*About this exercise*:
A line belongs in the answer if it contains "true"; copy every such line from the entries below.

*Source material*:
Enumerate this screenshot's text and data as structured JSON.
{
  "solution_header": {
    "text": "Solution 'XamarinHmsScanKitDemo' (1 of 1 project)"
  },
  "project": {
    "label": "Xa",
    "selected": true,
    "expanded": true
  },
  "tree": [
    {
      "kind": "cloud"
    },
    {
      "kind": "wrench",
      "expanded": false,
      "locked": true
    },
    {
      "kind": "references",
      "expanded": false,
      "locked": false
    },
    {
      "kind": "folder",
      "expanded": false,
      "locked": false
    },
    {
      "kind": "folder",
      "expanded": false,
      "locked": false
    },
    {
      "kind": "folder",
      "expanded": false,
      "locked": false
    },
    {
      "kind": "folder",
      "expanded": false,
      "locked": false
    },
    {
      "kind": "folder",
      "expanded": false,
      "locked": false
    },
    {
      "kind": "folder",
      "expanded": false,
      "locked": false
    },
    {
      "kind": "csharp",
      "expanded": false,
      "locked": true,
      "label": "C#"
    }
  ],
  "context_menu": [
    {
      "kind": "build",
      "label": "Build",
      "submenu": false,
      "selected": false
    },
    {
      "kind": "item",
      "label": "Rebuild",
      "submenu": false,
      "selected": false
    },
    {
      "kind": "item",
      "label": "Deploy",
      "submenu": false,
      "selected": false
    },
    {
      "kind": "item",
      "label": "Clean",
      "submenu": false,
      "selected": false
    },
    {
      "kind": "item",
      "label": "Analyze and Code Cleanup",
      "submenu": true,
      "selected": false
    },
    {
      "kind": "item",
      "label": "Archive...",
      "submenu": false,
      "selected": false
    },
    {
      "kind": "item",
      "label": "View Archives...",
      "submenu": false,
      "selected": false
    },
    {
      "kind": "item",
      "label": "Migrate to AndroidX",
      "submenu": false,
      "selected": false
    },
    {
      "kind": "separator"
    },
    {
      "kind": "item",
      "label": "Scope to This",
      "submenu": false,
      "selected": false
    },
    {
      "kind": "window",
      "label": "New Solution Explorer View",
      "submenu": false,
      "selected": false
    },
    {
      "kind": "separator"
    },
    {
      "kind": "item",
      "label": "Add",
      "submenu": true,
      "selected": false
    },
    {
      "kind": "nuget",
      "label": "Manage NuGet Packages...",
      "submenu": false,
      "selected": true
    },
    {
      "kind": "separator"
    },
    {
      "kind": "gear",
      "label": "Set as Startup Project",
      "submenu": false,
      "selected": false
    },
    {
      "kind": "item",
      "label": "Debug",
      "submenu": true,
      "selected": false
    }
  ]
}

*Solution to this exercise*:
    "selected": true,
    "expanded": true
      "locked": true
      "locked": true,
      "submenu": true,
      "submenu": true,
      "selected": true
      "submenu": true,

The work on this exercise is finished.